They may hate history, but if they read historical novels, they'll pick up a little of it. They may hate Shakespeare, but if they read history, they can get a sense of who he was and how he was important. They may hate philosophy or ethics, but if they read Sci-Fi, they'll get a little taste of political and social theory. They may hate grammar, but if they read, they'll see it in action and they'll absorb some of it. They may hate doing science experiments, but if they read about science, they'll at least keep up with scientific advances and they'll know what a scientific argument sounds like.

Reading, reading, reading.

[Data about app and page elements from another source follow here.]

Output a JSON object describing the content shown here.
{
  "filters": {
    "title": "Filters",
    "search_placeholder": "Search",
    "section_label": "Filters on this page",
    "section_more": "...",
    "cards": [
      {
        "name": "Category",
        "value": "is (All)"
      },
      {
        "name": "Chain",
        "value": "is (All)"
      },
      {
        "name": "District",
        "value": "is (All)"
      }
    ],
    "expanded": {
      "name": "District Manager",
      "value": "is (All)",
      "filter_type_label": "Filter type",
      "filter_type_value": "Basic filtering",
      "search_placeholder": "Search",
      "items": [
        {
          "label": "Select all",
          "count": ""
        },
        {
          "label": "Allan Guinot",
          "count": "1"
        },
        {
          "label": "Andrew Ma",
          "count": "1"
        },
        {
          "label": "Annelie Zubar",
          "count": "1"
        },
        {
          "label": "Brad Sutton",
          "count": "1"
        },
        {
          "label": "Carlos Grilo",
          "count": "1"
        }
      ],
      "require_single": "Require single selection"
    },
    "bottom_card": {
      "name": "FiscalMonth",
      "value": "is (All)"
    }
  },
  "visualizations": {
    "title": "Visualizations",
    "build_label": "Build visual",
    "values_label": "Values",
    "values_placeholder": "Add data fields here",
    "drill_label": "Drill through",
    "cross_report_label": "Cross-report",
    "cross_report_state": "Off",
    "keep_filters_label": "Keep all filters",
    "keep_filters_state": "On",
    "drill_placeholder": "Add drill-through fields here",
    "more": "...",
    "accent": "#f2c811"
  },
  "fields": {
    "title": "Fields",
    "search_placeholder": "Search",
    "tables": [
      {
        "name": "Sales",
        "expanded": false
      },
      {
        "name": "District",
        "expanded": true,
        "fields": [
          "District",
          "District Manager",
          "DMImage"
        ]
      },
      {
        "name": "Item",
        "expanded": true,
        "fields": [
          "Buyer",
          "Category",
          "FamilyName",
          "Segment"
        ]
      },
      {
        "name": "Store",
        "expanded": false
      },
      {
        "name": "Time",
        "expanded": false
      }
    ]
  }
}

Are you worried about preparing your kids for college? What classes they take matters, yes. Extra-curricular activities aren't a bad idea. Test prep matters more than it should. But the most effective preparation is reading.

Let them read. Make them read. Pay them to read. (I'm serious. It appears to work.) Fiction. History. Sci Fi. The newspaper. Time, or the Economist. Just. read. something.

Thinking about what they read is the other thing my students don't do. They don't know how, because they don't even know how to summarize what they've read. And summarizing is the first step to analyzing. Having to organize your thoughts enough to tell someone else about it (verbally or in writing) is the first step to thinking, really thinking, about it.

So make your kids write about what they read. Pay them for their reading, only after they've written for you a basic summary of the book. Have them start a blog expressly for writing about their reading. Or have a family blog where you all talk about what you read!

Teach them the difference between formal and informal writing, if you have time. The blog format is good for that, too. You can make them use correct grammar, even in an informal style. And then whenever they're writing a formal assignment, you can say, "Well, that would be perfect on your blog, but in formal writing, you should . . . "

Honestly, if you do those two things, reading and writing, you are setting them up for permanent, lifelong success, no matter what your scope and sequence look like, no matter what high school they go to, no matter what their test scores are.

They will not fail to get into a good college if they are widely read and if they can construct sentences with basic grammar and if they can chain sentences together into coherent thoughts.

And even if they don't go to college, they'll be better at EVERYTHING they do than people who don't read. They'll read their mortgage contracts with more intelligence. They'll recognize specious political arguments (unless all they read is specious political theory). They'll persuade their bosses and co-workers more effectively. They'll sound more intelligent in interviews.

They won't be able NOT to.

Trust me. I'm seeing what your kids do when they leave your house.

I can tell the readers. I really can.

(I can also tell the ones that had to do chores when they were growing up. But that's a matter for another blog entry.)